Apparently aware of this situation, China has been heavily investing in creating a sea-based component for its nuclear triad. However, access to the open ocean from China’s naval bases is restricted by the Japanese, Ryukyu, Taiwanese, Philippine, Malaysian, and Indonesian island chains, which the United States and Japan, with their powerful antisubmarine capabilities, as well as the South Korean and Taiwanese navies, can use to their advantage.

Still, China probably expects to ensure the combat survivability of its nuclear-powered ballistic missile submarines at sea by using other naval assets and coastal systems designed for countering the U.S. Navy. According to available sources,55 during the first stage of its naval buildup (up until 2015) China plans to create naval capacity (including coastal missiles) to effectively counter the fleets of the United States, Japan, and other nations in the Chinese

“near zone”—the Yellow Sea, East China Sea, and South China Sea (there is a nuclear submarine naval base on Hainan Island). During the second stage (2015–2020) China would establish complete military superiority in those waters, while enabling its Navy to effectively counter the U.S. Navy in the

“middle zone,” that is, the Sea of Okhotsk, the Sea of Japan, and the seas of the Indonesian Archipelago, as well as within the ocean space up to the Marianas, the Caroline Islands, and New Guinea. During the subsequent phase (after 2020) China would expect to acquire military dominance in the

“middle zone,” while in the “far zone” (to the Hawaiian Islands) it would counter the U.S. Navy.

China’s ambitious naval modernization plans also include the acquisition of naval bases and deployment of naval forces in the Indian Ocean in order to control the supply lines of energy resources from the Persian Gulf and Africa.

The American-Japanese antisubmarine warfare systems are not the only threat to China’s strategic navy. China is also very concerned about the fact that U.S. BMD systems in Alaska and California (where GBIs are based) and Aegis-equipped U.S. warships, as well as Japanese military bases and ships (Aegis/SM-3), are able to counter Chinese SLBMs. A study conducted by Chinese experts, unique in its detail and technical calculations, shows that such a multilayered BMD would be quite effective against Chinese SLBMs launched from shallow coastal waters, where the submarines would be under the protection of the Chinese fleet and where they would be more difficult for the antisubmarine warfare systems of the United States and Japan to detect.56

Although the Chinese nuclear-powered ballistic missile submarines would be easier for an antisubmarine warfare force to counter if they should enter the open ocean, the BMD system described above would be incapable of inter-cepting SLBMs launched against U.S. territory from southern azimuths.
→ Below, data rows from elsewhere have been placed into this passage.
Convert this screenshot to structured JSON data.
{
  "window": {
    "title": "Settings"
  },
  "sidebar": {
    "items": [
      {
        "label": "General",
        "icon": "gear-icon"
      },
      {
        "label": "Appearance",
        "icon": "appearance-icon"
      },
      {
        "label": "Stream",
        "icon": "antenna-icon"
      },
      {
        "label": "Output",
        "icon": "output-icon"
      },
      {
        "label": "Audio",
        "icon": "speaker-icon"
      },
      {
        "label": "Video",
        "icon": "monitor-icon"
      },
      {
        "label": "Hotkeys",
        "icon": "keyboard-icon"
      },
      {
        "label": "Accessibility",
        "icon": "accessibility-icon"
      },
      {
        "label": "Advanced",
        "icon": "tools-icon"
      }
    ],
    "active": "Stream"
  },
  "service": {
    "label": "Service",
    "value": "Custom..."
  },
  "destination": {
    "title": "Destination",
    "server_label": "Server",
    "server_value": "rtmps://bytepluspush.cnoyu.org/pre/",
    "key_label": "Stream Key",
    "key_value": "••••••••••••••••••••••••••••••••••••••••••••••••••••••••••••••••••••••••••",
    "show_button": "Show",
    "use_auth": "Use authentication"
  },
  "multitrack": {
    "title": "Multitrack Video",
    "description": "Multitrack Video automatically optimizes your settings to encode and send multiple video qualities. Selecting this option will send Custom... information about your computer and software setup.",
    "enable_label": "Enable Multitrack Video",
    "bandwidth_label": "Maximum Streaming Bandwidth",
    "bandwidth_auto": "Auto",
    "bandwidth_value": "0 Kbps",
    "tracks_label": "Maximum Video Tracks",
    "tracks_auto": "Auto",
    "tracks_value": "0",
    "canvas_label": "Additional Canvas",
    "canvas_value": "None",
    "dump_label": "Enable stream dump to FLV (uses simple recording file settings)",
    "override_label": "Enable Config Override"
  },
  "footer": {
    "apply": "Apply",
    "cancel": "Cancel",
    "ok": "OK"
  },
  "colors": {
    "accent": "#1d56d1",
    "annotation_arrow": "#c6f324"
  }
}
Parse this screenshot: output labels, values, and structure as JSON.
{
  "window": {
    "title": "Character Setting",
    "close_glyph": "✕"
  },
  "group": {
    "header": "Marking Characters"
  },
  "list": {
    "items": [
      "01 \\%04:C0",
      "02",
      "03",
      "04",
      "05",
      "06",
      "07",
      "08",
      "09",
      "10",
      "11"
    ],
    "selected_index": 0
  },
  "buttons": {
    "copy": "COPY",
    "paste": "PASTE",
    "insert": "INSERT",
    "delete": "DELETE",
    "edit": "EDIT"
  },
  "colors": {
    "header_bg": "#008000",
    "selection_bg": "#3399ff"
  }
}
For the system to gain such a capability, it would have to be significantly strength-ened with new space- and sea-based detection and tracking systems, as well as upgraded land- and sea-based interceptors. However, if the United States should set its goal as continuing to impede the growth of the Chinese missile potential, the United States will be capable of creating such a BMD system.